Reserve e-mail address to contact us:
Your personal ID:
How Can Ransomware Like Xaro Infect Your Home Computer?
Ransomware like Xaro can infect your home computer through various methods. Here are some common ways:
Malicious email attachments: Cybercriminals may send deceptive emails that appear legitimate, containing attachments infected with ransomware. These attachments could be disguised as invoices, shipping details, or other seemingly important documents.
Phishing emails and websites: Phishing emails and fraudulent websites are designed to trick users into revealing sensitive information or downloading malicious files. Clicking on malicious links or downloading files from these sources can lead to ransomware infections.
Malvertising: Attackers may compromise legitimate online advertisements with malicious code. Clicking on these malicious ads can initiate the download and installation of ransomware on your computer.
Exploit kits: Exploit kits are malicious toolkits that target vulnerabilities in software. If your computer has outdated software with unpatched security flaws, visiting compromised websites or clicking on malicious links can trigger an exploit kit, leading to a ransomware infection.

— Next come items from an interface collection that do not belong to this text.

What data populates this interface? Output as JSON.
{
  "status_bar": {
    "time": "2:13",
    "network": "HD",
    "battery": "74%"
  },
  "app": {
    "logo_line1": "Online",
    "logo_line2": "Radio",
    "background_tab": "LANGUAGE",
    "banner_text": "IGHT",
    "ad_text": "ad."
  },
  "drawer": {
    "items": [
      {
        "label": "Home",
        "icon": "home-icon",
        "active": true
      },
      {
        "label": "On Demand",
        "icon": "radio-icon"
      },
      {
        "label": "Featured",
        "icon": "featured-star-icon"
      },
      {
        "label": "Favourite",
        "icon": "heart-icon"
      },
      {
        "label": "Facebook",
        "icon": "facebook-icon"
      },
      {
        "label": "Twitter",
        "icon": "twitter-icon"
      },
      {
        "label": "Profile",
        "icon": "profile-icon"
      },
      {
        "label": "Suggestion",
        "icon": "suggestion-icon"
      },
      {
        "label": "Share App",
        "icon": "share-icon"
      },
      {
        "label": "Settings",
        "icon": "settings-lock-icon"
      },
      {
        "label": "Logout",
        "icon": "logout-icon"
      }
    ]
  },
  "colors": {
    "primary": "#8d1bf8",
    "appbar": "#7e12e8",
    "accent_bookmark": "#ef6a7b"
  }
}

Freeware and software cracks: Downloading software cracks, keygens, or pirated content from untrustworthy sources can expose your computer to ransomware. Cybercriminals often disguise ransomware within such downloads.
Drive-by downloads: Visiting compromised websites or clicking on malicious links can initiate drive-by downloads, where ransomware is automatically downloaded and installed on your computer without your knowledge or consent.
To protect your home computer from ransomware infections, it is essential to practice the following preventive measures:
- Use reputable antivirus and antimalware software and keep it updated.
- Regularly install security updates and patches for your operating system and applications.
- Be cautious when opening email attachments, especially from unknown senders.
- Verify the authenticity of websites before entering sensitive information or downloading files.
- Avoid clicking on suspicious links or ads.
- Only download software from trusted sources.
- Backup your important files regularly and store them securely, preferably offline or in the cloud.
- Educate yourself about the latest ransomware threats and stay informed about cybersecurity best practices.